After Friday’s strike, “Tehran will have to rely on its proxies as much as possible” in order to keep the situation “manageable,” she said. “But miscalculation is possible and unpredictable in that scenario.”

Regardless of how any further direct confrontation between Iran and Israel plays out, Tehran is likely to lean more on its proxies to try to keep the conflict away from its territory, while Israel will surely continue to go after the threats at its borders. Above all that means Hezbollah, the Lebanese militia and political movement that is Tehran’s most important regional proxy force.

Early on Friday, Syria’s Defense Ministry said that Israeli missiles struck its aerial defenses in the south, causing only material damage. There was no comment from Israel, but it is no secret that operatives from Iran and Hezbollah are embedded in Syrian army units there, making them frequent targets for Israel.

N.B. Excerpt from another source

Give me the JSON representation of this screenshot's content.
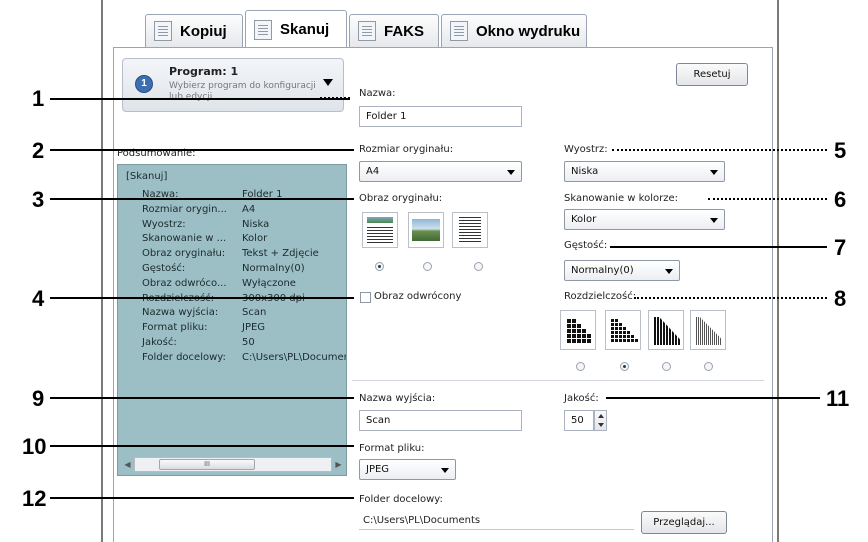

The April 1 strike on the Damascus building was certainly a blow to both Iran and Hezbollah and a trigger for what many still fear: all-out war between Iran and Israel.

Al-Yaseeni, the widow of a former Syrian diplomat in her 70s, was with her son Naji on the first floor of the building just off Mazzeh Highway, one of the Syrian capital’s main thoroughfares.

In the apartment directly above, Iranian military leaders responsible for the Islamic Revolutionary Guard Corps’ elite Quds Force in Syria and neighboring Lebanon were holding an urgent meeting, according to people briefed about events on the ground.